To give focus to freshness, the firm, chewy san-nakji is usually only seasoned with a splash of sesame oil and sprinkle of sesame seeds. If you need more seasoning, it can also be consumed with ssamjang or a soybean red pepper paste.
San-nakji is available at many markets alongside other popular street foods, but if you’re looking for a specialty nakji restaurant, check out Jongno-jin Octopus, which offers an array of live-octopus dishes.
Bungeo-ppang 붕어빵 / Eenguh-ppang 잉어빵: Fish-shaped Pastry
This popular street pastry is traditionally filled with sweet red bean and cooked on a fish-shaped cast iron mold. The best way to eat it, like most street food, is right off the iron so it’s piping hot and crispy.
There are two versions of this fish bread in Korea. Bungeo-ppang is thicker and flatter, which completely conceals the filling. Meanwhile, eenguh-ppang—”carp bread”—is greasier, with a plumper and translucent belly giving a preview of the sweetness inside.
Like many Korean foods, new and trendy bungeo-ppang variations have begun popping up, including variations filled with purple sweet potato at Purple Sweet Potato Bungeo-ppang; miniature versions from Cotton Bung-ah; and even elevated ones made with puff pastries at The Bungeo-ppang From France.
Dalgona 달고나: Honeycomb Toffee
Also known as ppopgi or bbopgi, dalgona was first created after the Korean War as an alternative to the sweets US Army officials shared with children. Because they couldn’t afford to purchase such luxurious confections, Koreans figured out that by melting sugar with water and adding a pinch of baking soda, which causes the sugar to become airy and light while maintaining a crunchy texture. They would then add a stick and a shape, such as a heart or star, so children could eat it like a lollipop.
While it’s difficult to come by a dalgona vendor today, it is widely consumed in beverage form. Dalgona coffee became a huge trending item after actor Jung Il-woo shared his discovery on a Korean television program. The sweet flavor followed by a bitter aftertaste makes it a perfect accompaniment to coffee and tea. Now, you can find dalgona everywhere from ice cream flavors to Peppero sticks.
Dalgona coffee pretty is pretty much anywhere, but if you want to enjoy it in a beautiful space and trendy neighborhood, check our Cafe Tea Konkuk University.

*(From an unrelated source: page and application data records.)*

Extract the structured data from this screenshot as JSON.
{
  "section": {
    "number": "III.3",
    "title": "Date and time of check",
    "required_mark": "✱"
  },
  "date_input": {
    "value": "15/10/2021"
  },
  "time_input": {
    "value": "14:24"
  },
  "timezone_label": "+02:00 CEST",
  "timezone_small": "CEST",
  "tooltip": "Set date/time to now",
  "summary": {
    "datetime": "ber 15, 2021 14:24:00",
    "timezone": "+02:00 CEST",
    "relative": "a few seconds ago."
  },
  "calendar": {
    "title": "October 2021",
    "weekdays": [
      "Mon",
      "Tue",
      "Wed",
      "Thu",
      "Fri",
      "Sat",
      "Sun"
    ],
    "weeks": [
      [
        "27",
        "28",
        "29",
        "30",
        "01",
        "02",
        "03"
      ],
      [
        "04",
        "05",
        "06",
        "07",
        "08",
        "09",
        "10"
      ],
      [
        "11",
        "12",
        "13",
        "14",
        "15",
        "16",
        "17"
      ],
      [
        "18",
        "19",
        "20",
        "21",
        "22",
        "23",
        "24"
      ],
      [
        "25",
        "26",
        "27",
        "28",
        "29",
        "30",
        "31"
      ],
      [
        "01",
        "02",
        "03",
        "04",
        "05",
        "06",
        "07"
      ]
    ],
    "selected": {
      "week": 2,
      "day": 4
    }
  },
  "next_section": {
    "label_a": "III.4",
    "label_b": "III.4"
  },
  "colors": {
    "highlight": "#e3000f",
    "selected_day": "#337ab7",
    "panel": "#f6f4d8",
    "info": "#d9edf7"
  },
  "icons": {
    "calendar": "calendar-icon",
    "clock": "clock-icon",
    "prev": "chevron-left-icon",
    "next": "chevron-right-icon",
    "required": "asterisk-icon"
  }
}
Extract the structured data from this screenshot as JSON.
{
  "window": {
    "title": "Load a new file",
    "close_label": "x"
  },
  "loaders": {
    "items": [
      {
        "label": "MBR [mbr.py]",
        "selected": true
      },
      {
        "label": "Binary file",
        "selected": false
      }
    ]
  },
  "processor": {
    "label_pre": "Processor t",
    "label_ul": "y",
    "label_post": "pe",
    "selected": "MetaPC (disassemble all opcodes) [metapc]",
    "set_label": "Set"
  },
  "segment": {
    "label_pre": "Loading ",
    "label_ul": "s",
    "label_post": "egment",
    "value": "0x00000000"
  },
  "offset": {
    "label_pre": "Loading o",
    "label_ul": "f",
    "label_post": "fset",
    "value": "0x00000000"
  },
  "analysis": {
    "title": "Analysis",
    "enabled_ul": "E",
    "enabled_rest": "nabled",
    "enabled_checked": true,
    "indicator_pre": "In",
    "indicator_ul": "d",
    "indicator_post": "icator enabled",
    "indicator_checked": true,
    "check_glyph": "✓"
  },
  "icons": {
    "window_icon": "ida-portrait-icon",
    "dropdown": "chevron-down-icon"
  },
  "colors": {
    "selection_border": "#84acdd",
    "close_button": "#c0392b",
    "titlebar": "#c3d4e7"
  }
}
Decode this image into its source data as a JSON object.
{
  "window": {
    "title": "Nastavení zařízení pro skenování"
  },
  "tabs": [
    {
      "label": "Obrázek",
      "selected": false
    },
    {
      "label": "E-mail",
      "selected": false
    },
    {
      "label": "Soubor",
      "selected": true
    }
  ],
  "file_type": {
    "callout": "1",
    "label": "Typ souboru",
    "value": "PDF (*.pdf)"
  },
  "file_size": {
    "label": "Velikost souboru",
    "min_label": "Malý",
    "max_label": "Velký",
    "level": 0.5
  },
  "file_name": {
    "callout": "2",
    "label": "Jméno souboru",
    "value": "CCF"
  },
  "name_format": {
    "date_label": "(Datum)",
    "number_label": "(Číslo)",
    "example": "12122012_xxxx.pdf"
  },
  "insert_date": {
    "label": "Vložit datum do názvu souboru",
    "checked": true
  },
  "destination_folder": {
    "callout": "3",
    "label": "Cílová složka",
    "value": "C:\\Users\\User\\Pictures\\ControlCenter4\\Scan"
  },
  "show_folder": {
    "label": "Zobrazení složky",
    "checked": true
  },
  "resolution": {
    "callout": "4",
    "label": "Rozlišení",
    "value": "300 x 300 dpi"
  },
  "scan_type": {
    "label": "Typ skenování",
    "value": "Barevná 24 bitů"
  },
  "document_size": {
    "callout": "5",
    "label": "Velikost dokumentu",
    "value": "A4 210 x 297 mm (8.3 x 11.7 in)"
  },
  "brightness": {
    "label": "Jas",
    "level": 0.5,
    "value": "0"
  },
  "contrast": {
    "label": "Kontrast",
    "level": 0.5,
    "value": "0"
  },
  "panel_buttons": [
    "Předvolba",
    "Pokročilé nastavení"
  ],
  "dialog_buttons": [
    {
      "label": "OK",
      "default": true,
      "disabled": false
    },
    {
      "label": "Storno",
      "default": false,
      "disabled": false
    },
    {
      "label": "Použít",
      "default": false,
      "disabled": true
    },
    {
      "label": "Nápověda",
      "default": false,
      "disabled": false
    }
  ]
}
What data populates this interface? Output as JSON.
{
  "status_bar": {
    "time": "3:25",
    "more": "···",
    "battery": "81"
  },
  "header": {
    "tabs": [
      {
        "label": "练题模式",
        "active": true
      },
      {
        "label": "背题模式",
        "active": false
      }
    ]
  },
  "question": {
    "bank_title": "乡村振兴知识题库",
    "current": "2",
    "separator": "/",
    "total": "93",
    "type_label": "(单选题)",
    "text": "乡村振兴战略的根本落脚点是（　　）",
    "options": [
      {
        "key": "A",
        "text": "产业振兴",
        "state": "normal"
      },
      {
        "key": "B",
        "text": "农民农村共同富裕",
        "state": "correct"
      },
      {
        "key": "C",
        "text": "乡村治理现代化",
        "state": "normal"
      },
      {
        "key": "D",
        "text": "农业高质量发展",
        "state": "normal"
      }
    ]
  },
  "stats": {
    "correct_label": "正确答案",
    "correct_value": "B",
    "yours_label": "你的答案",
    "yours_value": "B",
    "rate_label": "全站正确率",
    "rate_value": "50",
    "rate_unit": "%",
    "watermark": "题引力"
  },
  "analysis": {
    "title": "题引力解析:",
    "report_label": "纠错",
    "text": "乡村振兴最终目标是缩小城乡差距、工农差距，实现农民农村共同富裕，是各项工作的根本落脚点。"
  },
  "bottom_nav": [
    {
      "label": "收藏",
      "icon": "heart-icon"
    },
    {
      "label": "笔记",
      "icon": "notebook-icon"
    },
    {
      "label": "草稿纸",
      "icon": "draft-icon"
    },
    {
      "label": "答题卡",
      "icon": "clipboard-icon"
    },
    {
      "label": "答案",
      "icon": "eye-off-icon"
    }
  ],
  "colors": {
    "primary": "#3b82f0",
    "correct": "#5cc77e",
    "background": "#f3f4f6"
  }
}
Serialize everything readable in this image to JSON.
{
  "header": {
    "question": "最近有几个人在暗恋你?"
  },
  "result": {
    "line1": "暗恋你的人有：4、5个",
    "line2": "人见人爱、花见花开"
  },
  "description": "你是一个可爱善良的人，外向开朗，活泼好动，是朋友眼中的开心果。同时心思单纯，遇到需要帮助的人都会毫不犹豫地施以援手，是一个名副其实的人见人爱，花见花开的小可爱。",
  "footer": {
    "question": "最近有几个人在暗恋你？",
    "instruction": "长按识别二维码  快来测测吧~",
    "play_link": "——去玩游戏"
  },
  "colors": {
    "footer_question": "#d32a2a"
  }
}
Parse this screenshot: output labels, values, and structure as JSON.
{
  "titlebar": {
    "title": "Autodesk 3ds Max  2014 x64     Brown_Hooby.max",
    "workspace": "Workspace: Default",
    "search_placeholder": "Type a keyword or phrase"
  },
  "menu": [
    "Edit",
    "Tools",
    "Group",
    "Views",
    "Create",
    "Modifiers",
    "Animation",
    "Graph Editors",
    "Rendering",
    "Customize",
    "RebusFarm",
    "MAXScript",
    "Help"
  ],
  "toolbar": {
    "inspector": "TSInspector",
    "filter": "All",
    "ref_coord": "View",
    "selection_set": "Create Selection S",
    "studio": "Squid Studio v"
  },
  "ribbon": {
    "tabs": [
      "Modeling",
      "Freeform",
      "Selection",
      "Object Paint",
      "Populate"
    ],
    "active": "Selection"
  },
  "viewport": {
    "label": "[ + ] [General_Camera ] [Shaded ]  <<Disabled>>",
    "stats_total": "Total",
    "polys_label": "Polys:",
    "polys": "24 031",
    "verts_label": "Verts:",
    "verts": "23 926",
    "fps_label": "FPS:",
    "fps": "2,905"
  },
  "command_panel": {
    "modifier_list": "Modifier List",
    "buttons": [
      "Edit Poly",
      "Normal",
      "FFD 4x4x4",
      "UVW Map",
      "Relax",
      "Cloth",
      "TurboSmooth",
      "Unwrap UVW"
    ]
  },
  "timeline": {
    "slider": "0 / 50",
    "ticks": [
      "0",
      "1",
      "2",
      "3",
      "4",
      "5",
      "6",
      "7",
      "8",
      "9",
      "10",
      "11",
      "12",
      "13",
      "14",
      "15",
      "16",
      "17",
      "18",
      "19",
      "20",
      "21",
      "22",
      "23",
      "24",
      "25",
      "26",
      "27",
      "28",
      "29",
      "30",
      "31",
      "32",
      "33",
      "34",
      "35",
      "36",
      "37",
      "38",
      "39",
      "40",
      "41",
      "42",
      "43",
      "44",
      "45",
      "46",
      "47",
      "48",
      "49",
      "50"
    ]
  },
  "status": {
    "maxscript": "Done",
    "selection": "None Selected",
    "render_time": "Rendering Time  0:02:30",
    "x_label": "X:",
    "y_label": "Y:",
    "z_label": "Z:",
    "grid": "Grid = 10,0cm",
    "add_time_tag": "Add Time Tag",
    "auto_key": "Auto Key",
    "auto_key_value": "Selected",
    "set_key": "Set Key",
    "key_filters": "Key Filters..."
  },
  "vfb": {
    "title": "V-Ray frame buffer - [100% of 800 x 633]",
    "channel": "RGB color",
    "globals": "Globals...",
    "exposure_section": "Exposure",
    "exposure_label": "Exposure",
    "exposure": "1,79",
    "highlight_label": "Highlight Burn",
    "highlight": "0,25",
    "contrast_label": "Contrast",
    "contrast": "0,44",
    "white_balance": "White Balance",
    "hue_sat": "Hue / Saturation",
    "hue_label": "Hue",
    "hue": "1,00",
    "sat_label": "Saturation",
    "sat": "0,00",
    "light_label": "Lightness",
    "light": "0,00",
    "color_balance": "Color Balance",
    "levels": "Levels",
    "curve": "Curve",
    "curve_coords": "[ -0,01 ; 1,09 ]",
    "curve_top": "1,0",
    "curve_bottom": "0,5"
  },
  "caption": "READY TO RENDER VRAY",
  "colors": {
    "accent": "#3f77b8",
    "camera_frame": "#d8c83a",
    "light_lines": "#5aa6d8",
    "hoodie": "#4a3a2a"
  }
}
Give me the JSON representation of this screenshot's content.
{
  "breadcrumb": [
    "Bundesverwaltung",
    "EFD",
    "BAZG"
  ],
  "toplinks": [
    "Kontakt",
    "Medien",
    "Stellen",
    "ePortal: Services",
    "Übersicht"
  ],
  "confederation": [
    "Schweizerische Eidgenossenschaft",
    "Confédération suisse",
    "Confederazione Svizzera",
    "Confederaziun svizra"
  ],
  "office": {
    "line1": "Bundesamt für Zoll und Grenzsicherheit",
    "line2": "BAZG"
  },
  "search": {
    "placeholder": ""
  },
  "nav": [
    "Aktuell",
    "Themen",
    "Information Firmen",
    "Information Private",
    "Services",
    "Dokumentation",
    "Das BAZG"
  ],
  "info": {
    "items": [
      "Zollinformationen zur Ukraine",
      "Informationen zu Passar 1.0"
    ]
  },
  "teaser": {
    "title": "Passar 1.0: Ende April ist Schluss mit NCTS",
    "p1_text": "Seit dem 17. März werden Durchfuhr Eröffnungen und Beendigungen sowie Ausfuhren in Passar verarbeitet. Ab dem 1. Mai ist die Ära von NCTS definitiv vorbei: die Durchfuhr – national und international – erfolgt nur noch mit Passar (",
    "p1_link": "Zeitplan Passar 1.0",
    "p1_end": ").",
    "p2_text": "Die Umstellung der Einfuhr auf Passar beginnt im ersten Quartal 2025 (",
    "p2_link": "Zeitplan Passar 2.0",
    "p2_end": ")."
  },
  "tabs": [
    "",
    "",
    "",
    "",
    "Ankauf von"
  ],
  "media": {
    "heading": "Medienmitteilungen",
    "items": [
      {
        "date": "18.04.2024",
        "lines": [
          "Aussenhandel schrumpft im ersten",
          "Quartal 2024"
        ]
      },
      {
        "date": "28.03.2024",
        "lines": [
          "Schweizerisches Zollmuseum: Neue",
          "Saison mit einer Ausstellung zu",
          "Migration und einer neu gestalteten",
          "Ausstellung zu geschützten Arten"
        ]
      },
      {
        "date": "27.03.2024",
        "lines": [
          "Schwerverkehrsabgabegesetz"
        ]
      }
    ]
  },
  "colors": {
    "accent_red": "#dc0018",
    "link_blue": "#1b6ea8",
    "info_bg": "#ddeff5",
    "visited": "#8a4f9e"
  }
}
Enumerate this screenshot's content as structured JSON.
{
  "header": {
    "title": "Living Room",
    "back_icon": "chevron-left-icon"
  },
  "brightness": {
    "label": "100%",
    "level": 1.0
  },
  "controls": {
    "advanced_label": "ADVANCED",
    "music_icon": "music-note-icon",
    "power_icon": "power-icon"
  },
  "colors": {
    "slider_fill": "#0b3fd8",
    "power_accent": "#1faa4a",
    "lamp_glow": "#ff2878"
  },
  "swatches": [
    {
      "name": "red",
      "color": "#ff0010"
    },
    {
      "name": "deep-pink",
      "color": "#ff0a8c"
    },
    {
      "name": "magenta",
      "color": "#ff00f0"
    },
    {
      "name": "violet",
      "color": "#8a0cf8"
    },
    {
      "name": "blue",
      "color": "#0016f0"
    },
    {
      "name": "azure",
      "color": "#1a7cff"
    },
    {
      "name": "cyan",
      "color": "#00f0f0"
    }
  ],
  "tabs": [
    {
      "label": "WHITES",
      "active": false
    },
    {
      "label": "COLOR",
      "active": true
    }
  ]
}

Beondegi 번데기: Steamed Silkworm Pupae
Certainly not for the faint of heart, beondegi is made by steaming or boiling silkworm pupae, and is served in a disposable paper cup with a toothpick. The shrimp-like, musty aroma is distinct and strong enough that you’ll smell it from down the block if you’re ever in the vicinity of steaming beondegi pans.
This high-protein worm became popular during the Korean War due to its nutritional content and availability. Oftentimes enjoyed with a bottle of soju, this is a popular street food, especially amongst older Koreans, and is even sold in cans at grocery stores. Biting into its softened exoskeleton, you will notice a small burst of liquid being released into your mouth.
There are a ton of vendors at Namdaemun Market that sells beondegi in bulk for you to cook at home, or eat on site.
Supported by Korea Tourism Organization